Samples will be collected in the city of Milwaukee, WI, at points where overland flow or storm sewer effluent is discharged into a stream or lake. Sites will be chosen within watersheds that encompass a wide variety of land use types and stormwater management measures. At each site, water will be collected from the stream or lake under dry and rainy conditions, and surface runoff will be collected during rainy weather. In addition, treated effluent from Milwaukee’s Jones Island wastewater treatment plant will be collected both when it is treating only sanitary sewage, as well as when it is treating water from the combined sanitary and storm sewer systems. The concentrations and chemical forms of mercury will be determined in all of these samples, as well as a number of other physical parameters, in order to determine the differences in mercury contributions between each watershed. Samples of wet- and dry-deposited material on all sites will also be collected and analyzed for mercury species. Using Geographic Information Systems (GIS) software and existing datasets, the relative contribution of different land use types and stormwater management areas to the surface area of each watershed will be computed. Using statistical methods to examine the correlations between the geographic and chemical data, the extent to which mercury concentrations are predicted by land use will be estimated.

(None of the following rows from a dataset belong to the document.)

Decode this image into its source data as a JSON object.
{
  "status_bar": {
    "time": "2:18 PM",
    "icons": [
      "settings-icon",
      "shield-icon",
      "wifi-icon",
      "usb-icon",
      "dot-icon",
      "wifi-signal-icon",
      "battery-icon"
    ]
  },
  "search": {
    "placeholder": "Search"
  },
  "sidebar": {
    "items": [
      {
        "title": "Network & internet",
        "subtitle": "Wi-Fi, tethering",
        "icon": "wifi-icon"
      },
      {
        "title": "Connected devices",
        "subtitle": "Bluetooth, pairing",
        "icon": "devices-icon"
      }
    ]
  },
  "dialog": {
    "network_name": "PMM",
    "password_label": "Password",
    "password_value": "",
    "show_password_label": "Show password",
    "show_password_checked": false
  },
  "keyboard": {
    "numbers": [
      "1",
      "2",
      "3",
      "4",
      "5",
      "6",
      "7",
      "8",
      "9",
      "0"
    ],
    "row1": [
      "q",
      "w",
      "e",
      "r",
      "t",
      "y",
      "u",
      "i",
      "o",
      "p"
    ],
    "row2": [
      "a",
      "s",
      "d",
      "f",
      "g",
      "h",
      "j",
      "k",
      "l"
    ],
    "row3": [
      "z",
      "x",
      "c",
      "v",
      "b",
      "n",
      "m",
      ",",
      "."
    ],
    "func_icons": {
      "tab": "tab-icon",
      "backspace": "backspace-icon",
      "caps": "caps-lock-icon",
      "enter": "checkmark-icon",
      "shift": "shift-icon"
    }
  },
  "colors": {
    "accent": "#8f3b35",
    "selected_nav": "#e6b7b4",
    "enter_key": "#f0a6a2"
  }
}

It is expected that the watersheds with higher percentages of impervious surface cover and fewer stormwater control measures will exhibit the highest concentrations of mercury in stormwater runoff, while those with less impervious cover and/or more stormwater control will have less mercury. Higher overall concentrations of mercury, especially reactive forms of mercury, are likely to be seen in areas close to emissions point sources. The treated wastewater effluent from the combined storm and sanitary sewer system will most likely contain the highest levels of organic species of mercury, due to its high organic matter content and the fact that it travels through deep, possibly anoxic pipes, before reaching the treatment plant.